→ **TASK PROMPT**
Set down all the entries again, word for word.

→ **DATA SECTION**
※ ※ ※
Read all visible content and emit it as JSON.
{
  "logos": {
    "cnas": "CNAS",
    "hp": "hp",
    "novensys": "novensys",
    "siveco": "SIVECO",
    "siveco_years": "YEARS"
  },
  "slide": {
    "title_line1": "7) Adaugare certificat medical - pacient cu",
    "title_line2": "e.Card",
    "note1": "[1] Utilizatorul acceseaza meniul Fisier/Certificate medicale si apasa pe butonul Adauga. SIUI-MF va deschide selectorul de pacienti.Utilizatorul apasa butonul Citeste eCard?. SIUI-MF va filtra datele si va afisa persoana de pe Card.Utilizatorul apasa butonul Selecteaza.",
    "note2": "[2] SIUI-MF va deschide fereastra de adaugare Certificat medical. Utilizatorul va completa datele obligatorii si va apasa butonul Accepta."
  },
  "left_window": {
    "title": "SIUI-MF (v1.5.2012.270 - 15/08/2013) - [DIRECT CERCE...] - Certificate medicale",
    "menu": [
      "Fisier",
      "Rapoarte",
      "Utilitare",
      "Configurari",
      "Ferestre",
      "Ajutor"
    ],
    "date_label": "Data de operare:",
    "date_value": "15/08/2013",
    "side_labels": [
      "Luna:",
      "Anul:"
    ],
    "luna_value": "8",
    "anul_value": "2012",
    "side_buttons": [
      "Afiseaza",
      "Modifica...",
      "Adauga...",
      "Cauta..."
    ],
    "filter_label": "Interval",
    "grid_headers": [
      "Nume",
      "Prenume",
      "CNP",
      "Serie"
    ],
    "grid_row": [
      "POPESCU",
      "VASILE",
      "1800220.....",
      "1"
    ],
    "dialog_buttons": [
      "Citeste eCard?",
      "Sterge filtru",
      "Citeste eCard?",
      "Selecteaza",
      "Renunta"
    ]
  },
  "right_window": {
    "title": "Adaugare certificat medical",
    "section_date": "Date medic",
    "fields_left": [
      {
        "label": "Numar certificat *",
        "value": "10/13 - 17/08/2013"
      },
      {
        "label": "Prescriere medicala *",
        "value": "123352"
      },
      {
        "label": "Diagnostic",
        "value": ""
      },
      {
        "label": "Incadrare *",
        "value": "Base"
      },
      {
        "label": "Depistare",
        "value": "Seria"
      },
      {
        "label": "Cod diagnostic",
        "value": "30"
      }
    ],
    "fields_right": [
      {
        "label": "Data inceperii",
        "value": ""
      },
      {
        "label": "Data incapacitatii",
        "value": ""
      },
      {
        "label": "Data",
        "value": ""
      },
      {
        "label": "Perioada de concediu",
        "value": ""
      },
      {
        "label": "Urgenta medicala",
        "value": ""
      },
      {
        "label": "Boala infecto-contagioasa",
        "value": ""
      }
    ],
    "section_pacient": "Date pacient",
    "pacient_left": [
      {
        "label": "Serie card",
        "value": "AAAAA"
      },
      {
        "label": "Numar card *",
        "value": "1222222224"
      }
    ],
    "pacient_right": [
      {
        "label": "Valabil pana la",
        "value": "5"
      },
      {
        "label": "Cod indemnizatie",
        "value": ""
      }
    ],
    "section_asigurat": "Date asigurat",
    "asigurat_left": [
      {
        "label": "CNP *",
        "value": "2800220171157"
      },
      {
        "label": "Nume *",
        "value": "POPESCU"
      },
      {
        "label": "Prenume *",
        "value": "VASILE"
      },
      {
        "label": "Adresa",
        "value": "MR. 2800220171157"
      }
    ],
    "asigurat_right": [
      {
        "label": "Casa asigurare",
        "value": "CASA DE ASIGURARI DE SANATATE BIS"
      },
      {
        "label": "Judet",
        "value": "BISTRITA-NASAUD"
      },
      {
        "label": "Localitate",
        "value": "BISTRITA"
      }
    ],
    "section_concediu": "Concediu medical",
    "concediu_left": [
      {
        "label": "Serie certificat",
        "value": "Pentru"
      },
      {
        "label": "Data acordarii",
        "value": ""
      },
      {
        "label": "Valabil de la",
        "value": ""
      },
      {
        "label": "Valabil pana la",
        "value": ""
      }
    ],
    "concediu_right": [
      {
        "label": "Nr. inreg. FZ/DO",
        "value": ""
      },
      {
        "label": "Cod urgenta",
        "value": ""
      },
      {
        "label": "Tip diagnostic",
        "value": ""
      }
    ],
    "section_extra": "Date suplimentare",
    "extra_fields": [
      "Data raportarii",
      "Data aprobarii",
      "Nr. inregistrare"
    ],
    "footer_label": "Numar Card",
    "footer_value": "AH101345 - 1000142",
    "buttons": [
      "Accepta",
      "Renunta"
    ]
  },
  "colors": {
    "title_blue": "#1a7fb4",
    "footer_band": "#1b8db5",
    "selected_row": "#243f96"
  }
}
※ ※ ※
→ **RESULT BELOW**
Read all visible content and emit it as JSON.
{
  "logos": {
    "cnas": "CNAS",
    "hp": "hp",
    "novensys": "novensys",
    "siveco": "SIVECO",
    "siveco_years": "YEARS"
  },
  "slide": {
    "title_line1": "7) Adaugare certificat medical - pacient cu",
    "title_line2": "e.Card",
    "note1": "[1] Utilizatorul acceseaza meniul Fisier/Certificate medicale si apasa pe butonul Adauga. SIUI-MF va deschide selectorul de pacienti.Utilizatorul apasa butonul Citeste eCard?. SIUI-MF va filtra datele si va afisa persoana de pe Card.Utilizatorul apasa butonul Selecteaza.",
    "note2": "[2] SIUI-MF va deschide fereastra de adaugare Certificat medical. Utilizatorul va completa datele obligatorii si va apasa butonul Accepta."
  },
  "left_window": {
    "title": "SIUI-MF (v1.5.2012.270 - 15/08/2013) - [DIRECT CERCE...] - Certificate medicale",
    "menu": [
      "Fisier",
      "Rapoarte",
      "Utilitare",
      "Configurari",
      "Ferestre",
      "Ajutor"
    ],
    "date_label": "Data de operare:",
    "date_value": "15/08/2013",
    "side_labels": [
      "Luna:",
      "Anul:"
    ],
    "luna_value": "8",
    "anul_value": "2012",
    "side_buttons": [
      "Afiseaza",
      "Modifica...",
      "Adauga...",
      "Cauta..."
    ],
    "filter_label": "Interval",
    "grid_headers": [
      "Nume",
      "Prenume",
      "CNP",
      "Serie"
    ],
    "grid_row": [
      "POPESCU",
      "VASILE",
      "1800220.....",
      "1"
    ],
    "dialog_buttons": [
      "Citeste eCard?",
      "Sterge filtru",
      "Citeste eCard?",
      "Selecteaza",
      "Renunta"
    ]
  },
  "right_window": {
    "title": "Adaugare certificat medical",
    "section_date": "Date medic",
    "fields_left": [
      {
        "label": "Numar certificat *",
        "value": "10/13 - 17/08/2013"
      },
      {
        "label": "Prescriere medicala *",
        "value": "123352"
      },
      {
        "label": "Diagnostic",
        "value": ""
      },
      {
        "label": "Incadrare *",
        "value": "Base"
      },
      {
        "label": "Depistare",
        "value": "Seria"
      },
      {
        "label": "Cod diagnostic",
        "value": "30"
      }
    ],
    "fields_right": [
      {
        "label": "Data inceperii",
        "value": ""
      },
      {
        "label": "Data incapacitatii",
        "value": ""
      },
      {
        "label": "Data",
        "value": ""
      },
      {
        "label": "Perioada de concediu",
        "value": ""
      },
      {
        "label": "Urgenta medicala",
        "value": ""
      },
      {
        "label": "Boala infecto-contagioasa",
        "value": ""
      }
    ],
    "section_pacient": "Date pacient",
    "pacient_left": [
      {
        "label": "Serie card",
        "value": "AAAAA"
      },
      {
        "label": "Numar card *",
        "value": "1222222224"
      }
    ],
    "pacient_right": [
      {
        "label": "Valabil pana la",
        "value": "5"
      },
      {
        "label": "Cod indemnizatie",
        "value": ""
      }
    ],
    "section_asigurat": "Date asigurat",
    "asigurat_left": [
      {
        "label": "CNP *",
        "value": "2800220171157"
      },
      {
        "label": "Nume *",
        "value": "POPESCU"
      },
      {
        "label": "Prenume *",
        "value": "VASILE"
      },
      {
        "label": "Adresa",
        "value": "MR. 2800220171157"
      }
    ],
    "asigurat_right": [
      {
        "label": "Casa asigurare",
        "value": "CASA DE ASIGURARI DE SANATATE BIS"
      },
      {
        "label": "Judet",
        "value": "BISTRITA-NASAUD"
      },
      {
        "label": "Localitate",
        "value": "BISTRITA"
      }
    ],
    "section_concediu": "Concediu medical",
    "concediu_left": [
      {
        "label": "Serie certificat",
        "value": "Pentru"
      },
      {
        "label": "Data acordarii",
        "value": ""
      },
      {
        "label": "Valabil de la",
        "value": ""
      },
      {
        "label": "Valabil pana la",
        "value": ""
      }
    ],
    "concediu_right": [
      {
        "label": "Nr. inreg. FZ/DO",
        "value": ""
      },
      {
        "label": "Cod urgenta",
        "value": ""
      },
      {
        "label": "Tip diagnostic",
        "value": ""
      }
    ],
    "section_extra": "Date suplimentare",
    "extra_fields": [
      "Data raportarii",
      "Data aprobarii",
      "Nr. inregistrare"
    ],
    "footer_label": "Numar Card",
    "footer_value": "AH101345 - 1000142",
    "buttons": [
      "Accepta",
      "Renunta"
    ]
  },
  "colors": {
    "title_blue": "#1a7fb4",
    "footer_band": "#1b8db5",
    "selected_row": "#243f96"
  }
}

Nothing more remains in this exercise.